[Extracted entries]:
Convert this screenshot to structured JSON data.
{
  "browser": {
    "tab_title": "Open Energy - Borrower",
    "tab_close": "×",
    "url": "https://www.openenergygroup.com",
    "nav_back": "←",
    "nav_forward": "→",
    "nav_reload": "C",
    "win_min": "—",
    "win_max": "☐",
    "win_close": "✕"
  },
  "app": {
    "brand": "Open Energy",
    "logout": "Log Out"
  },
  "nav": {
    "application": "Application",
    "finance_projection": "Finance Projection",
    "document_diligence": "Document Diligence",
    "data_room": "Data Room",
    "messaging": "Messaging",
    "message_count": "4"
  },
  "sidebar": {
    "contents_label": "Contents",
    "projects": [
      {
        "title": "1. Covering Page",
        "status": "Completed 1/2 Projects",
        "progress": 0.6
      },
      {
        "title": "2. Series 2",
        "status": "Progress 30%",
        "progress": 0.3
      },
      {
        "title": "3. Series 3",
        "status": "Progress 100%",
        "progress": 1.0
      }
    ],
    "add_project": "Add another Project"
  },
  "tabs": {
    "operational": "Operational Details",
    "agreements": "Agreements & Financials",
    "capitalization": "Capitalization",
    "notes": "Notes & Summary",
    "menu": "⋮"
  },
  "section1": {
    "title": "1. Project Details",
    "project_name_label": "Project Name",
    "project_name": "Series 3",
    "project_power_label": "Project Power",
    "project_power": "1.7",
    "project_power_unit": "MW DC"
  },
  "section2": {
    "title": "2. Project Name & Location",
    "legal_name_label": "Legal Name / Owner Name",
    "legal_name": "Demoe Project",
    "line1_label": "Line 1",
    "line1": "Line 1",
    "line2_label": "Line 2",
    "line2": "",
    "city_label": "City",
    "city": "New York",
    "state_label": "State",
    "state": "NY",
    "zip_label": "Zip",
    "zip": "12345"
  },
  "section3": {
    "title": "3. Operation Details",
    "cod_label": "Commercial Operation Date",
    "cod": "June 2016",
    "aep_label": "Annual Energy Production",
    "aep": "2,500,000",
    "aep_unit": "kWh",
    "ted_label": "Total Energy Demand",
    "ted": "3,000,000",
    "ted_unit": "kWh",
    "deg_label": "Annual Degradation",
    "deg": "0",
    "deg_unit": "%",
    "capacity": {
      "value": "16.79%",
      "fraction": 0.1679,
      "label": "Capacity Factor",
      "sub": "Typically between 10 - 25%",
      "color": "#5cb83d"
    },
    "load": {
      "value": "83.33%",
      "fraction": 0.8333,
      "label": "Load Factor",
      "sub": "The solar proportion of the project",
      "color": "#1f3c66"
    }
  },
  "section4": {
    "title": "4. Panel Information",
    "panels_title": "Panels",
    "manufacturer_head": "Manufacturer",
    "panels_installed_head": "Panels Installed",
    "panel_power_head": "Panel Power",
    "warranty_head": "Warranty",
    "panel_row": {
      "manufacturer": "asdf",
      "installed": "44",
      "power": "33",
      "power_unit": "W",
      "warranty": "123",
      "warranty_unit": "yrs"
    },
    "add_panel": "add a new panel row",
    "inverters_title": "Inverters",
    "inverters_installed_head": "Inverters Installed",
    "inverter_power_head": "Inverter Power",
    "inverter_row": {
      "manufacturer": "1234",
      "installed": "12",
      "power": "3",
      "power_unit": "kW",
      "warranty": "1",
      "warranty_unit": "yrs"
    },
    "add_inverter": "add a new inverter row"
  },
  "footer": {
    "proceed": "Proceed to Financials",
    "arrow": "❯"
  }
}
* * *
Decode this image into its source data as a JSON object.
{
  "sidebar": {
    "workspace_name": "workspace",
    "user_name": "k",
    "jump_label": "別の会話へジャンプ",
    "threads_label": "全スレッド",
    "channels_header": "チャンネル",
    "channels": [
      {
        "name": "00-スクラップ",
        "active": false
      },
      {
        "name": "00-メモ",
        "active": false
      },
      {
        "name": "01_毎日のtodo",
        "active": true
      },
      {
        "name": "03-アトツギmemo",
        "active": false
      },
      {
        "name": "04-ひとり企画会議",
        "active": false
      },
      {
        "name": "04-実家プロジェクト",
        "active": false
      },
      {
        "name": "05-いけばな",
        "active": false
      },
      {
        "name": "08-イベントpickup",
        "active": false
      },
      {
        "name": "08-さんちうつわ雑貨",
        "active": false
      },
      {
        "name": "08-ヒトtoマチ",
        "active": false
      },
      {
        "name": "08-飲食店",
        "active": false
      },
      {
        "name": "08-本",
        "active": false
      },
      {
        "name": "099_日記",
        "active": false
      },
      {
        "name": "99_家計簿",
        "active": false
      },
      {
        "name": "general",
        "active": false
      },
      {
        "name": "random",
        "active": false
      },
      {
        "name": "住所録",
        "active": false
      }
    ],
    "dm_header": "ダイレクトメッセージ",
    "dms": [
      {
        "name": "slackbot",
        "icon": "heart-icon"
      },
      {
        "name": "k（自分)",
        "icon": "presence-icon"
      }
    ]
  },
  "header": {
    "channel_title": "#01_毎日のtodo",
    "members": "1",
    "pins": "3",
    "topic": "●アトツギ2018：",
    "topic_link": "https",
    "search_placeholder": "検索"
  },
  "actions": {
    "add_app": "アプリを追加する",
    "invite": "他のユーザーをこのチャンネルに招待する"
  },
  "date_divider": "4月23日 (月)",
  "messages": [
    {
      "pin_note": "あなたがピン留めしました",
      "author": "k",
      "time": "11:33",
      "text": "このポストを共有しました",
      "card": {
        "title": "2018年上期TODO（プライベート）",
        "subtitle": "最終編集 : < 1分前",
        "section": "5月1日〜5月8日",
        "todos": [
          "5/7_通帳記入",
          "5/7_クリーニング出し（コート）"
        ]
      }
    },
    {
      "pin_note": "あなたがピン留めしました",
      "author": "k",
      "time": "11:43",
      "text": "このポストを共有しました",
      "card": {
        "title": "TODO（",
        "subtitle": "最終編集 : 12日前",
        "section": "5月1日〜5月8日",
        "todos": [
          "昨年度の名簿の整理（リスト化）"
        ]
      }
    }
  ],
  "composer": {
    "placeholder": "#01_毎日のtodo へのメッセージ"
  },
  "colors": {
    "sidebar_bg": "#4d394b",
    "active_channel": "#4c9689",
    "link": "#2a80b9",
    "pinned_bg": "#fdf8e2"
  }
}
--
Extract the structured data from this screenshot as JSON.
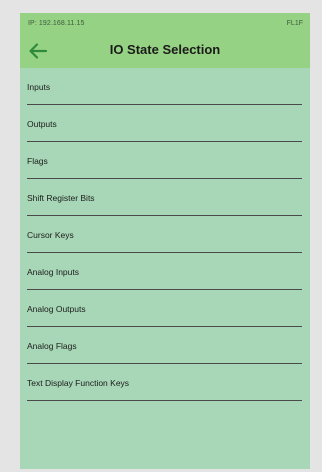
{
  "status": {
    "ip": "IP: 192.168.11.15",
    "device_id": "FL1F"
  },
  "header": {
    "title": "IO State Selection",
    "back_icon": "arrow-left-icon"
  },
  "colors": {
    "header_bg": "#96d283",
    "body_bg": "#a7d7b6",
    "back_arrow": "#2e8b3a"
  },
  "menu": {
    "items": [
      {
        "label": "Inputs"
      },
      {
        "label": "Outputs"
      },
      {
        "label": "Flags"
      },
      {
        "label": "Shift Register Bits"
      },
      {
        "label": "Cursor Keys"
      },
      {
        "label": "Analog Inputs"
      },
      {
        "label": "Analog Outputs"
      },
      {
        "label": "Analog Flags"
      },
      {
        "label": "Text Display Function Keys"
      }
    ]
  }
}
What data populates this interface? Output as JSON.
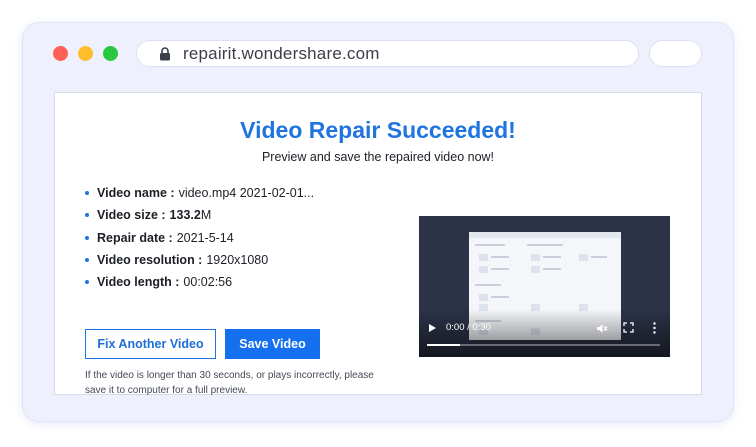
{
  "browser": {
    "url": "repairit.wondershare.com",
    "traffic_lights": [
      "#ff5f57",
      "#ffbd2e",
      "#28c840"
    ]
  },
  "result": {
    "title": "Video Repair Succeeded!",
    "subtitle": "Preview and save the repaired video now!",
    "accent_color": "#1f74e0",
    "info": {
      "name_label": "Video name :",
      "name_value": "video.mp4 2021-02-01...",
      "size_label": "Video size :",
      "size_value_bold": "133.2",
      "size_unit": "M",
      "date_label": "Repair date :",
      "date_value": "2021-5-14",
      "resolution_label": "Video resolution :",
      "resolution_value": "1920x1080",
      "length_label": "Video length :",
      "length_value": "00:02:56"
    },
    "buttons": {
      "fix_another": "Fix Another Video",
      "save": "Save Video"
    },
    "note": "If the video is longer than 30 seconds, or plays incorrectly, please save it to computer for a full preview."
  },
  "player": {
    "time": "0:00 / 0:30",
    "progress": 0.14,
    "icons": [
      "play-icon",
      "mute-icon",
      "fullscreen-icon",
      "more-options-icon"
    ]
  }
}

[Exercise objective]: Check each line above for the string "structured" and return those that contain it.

[Solved problem]:
Convert this screenshot to structured JSON data.
Extract the structured data from this screenshot as JSON.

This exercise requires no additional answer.